For Young Earth Creationists, a passage in the Book of Job is sufficient proof that dinosaurs and humans co-existed: a 34-verse description of a mythical, Loch Nessque sea creature whose comparative strength demonstrates man’s weakness and vulnerability (and thus, by extension, necessary submission before God). Its function is that of many of the allegorical works comprising the Hebrew Old Testament: a reminder to the reader to “know their place”; a reminder carved into the ruins of the Tower of Babel and the Tree of the Knowledge of Good and Evil.
I don’t know what the Russian Orthodox view on dinosaurs is, but I doubt that any eastern homily on Job would overlook its core message. It is a story, after all, of the Creator’s caprices; of a bet with His mate—old Lucifer, strolling into the heavenly congregation like a Middle Eastern Loki—over the lengths to which an individual can be pushed before he snaps. Job is a model of righteousness (i.e. submission), but even he contains an ounce of pride that still needs to be beaten out of him. Once this has occurred (mostly through a series of interminable monologues), he is allowed to prosper once more.
Perhaps the bishops and priests of the Moscow Patriarchate see something Jobian in their church’s own tribulations under communism.

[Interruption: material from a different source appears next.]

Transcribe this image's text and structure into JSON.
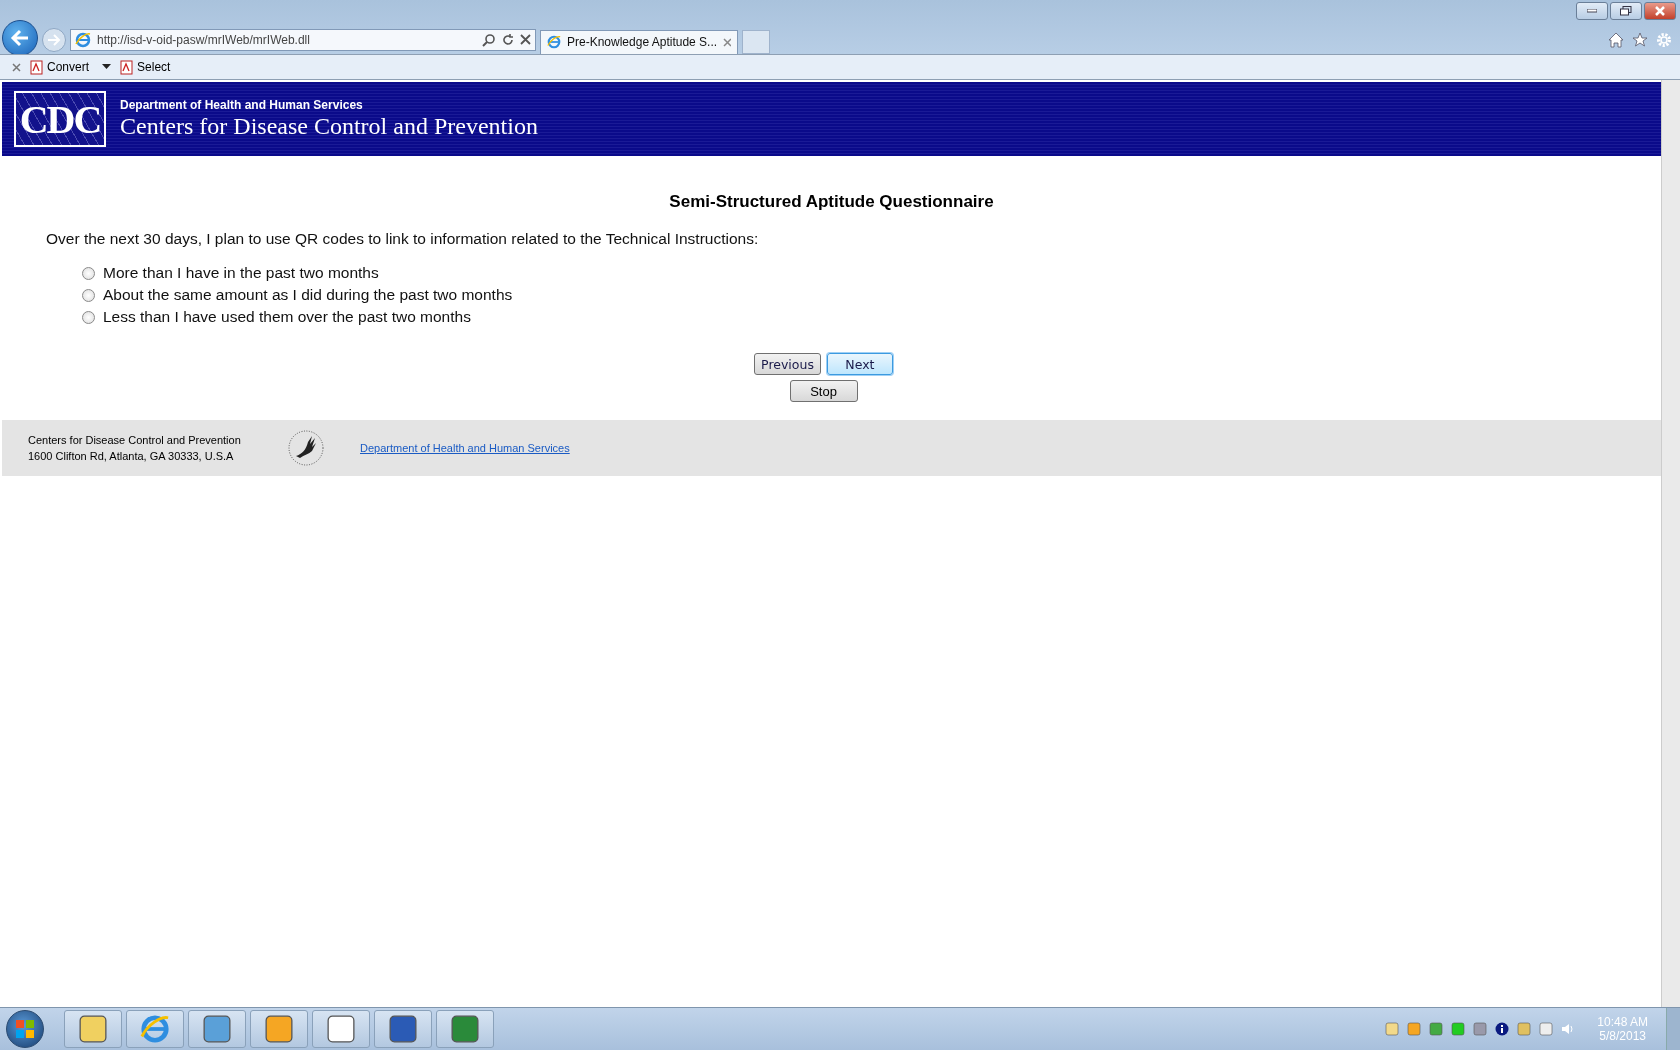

Director Andrey Zvyagintsev, however, has a slightly different metaphor in mind with his latest film, Leviathan.
Leviathan‘s narrative is structured around a man trying to save his family home; a sea-surveying chateau that the town’s corrupt mayor has earmarked as the site for a fancy new church. Although the local magistrates – themselves up to their necks in pig-slop – summarily dismiss the landowner’s appeal, he wins a minor coup when an ambitious lawyer friend from Moscow jets in bearing a dossier of mayoral scandals. The powers that be don’t take too kindly to this interference, however, and city hall and small-time family dramas conspire to produce a thoroughly miserable conclusion.
With the time-dishonoured combination of Russian state imperialism and American chest-beating threatening to drop the world into a second Cold War, it should be little surprise that this film was a hit with the US Academy, gaining the ever-so-backhanded compliment of a “Best Foreign Language Film” nomination at the last Oscars. It should be little surprise because Leviathan is a vicious attack on Putin’s kleptocracy; a critique that fails to miss a target, whether it be the country’s rampant political corruption, its countless instances of unlawful imprisonment, ongoing collusion between church and state, the reclamation of Russian nationalism or the increasing limitations on dissent.
These are all worthy topics to explore, and they are done so handsomely; Leviathan‘s cinematography framing swamplands, township and disused buildings with grace and assurance.
If the film has a clear weakness, it’s that it is too schematic. A sub-plot involving infidelity feels plausible, but gratuitous; a device that serves no purpose other than to push the plot along, and to set the (less plausible) groundwork for a later tragedy. The way in which this extracurricular romance is discovered is, likewise, much too predictable, as is the final twist that sees a seemingly superfluous indignity placed on the head of a character who has already lost everything.
But then, so it is with the Book of Job; the Devil following Job’s mass bereavement and loss of livelihood with a chaser of skin disease. That’s a necessary sequence of events to put him in a frame of mind to consider his puniness in comparison with the Leviathan. And so it is with this film, which reminds us of the fate awaiting anyone who dares to stand up to injustice in a system that can accommodate nothing else.
As for the Leviathan, God’s party piece, Zvyagintsev has no intention of allowing his audiences to miss the eponymous allegory. Accordingly, visual reminders appear again and again: a whale appears at a pivotal scene, as does a whale skeleton on a beach elsewhere; while, cleverly, an earth digger is shot at such an angle as to bear a decent likeness of a sea monster as it tears a building apart.
We only get a brief glance of its head once, however, in a photo on the wall of the Mayor’s office; blonde, suited, smiling benevolently as it surveys the dystopia that it and its kind have created.